***** Dataset

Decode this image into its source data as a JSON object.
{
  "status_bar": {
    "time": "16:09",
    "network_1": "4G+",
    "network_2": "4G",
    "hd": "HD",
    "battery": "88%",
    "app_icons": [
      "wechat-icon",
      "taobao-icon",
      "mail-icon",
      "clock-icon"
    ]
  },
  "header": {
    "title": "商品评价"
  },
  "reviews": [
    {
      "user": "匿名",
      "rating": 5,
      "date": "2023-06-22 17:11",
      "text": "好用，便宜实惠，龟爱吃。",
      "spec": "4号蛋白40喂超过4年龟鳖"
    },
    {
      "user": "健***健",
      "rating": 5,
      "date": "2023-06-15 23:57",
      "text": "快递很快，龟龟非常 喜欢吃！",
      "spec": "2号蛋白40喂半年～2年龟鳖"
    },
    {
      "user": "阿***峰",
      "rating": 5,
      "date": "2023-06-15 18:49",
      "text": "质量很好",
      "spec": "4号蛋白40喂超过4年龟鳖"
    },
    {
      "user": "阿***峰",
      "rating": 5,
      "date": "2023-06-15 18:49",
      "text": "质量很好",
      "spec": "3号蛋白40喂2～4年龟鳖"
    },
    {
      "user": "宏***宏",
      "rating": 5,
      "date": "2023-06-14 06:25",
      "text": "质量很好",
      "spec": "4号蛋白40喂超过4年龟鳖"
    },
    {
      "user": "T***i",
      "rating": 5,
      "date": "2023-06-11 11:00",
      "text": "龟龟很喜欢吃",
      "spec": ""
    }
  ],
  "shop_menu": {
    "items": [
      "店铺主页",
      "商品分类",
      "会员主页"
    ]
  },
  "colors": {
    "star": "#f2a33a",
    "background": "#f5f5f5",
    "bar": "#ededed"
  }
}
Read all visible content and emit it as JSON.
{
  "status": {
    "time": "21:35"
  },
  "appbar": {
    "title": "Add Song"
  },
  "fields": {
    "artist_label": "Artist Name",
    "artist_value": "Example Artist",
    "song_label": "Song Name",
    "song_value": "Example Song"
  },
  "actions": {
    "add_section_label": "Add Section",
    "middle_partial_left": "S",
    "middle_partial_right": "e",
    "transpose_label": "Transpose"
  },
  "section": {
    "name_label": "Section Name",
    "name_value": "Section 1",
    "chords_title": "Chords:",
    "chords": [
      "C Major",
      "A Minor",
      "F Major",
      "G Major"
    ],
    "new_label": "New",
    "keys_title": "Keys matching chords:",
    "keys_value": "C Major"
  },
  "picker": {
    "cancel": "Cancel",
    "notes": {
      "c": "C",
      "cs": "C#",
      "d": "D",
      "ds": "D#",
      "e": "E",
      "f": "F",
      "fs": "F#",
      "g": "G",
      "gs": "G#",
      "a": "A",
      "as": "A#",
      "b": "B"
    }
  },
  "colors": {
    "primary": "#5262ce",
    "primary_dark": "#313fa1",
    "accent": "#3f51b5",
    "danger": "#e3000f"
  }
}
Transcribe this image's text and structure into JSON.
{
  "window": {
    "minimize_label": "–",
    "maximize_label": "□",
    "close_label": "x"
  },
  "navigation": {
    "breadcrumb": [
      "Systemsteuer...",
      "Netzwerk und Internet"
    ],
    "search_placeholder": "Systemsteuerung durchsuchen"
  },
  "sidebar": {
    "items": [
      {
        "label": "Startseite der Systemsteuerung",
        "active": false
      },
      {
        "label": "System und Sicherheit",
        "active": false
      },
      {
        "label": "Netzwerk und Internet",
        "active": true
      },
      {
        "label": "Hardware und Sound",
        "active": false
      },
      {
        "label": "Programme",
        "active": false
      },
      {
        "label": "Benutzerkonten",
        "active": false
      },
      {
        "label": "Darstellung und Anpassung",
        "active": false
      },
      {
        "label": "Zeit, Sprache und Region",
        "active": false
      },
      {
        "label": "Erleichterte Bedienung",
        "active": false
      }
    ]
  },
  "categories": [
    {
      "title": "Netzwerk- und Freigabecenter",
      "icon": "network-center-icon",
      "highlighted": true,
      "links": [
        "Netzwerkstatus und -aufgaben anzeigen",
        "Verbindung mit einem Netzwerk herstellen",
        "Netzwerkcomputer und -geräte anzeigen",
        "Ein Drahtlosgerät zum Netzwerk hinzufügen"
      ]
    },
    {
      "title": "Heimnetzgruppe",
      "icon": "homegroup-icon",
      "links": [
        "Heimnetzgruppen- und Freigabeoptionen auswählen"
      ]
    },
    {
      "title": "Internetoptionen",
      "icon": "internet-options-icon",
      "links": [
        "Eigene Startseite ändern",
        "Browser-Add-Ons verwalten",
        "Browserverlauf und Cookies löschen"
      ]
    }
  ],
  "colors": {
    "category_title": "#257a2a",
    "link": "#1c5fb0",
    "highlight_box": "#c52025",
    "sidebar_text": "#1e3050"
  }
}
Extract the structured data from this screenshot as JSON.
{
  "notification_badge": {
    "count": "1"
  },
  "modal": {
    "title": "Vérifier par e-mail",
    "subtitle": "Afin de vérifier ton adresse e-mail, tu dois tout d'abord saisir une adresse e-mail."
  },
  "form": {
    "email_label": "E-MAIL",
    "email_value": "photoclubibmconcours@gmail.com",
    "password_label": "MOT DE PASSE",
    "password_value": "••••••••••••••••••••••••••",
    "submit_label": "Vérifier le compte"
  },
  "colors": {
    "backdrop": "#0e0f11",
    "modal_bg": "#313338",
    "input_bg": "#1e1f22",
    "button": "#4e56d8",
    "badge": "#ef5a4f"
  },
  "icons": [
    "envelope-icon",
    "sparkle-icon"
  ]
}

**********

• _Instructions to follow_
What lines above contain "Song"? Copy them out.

• _Answer to this problem_
    "title": "Add Song"
    "song_label": "Song Name",
    "song_value": "Example Song"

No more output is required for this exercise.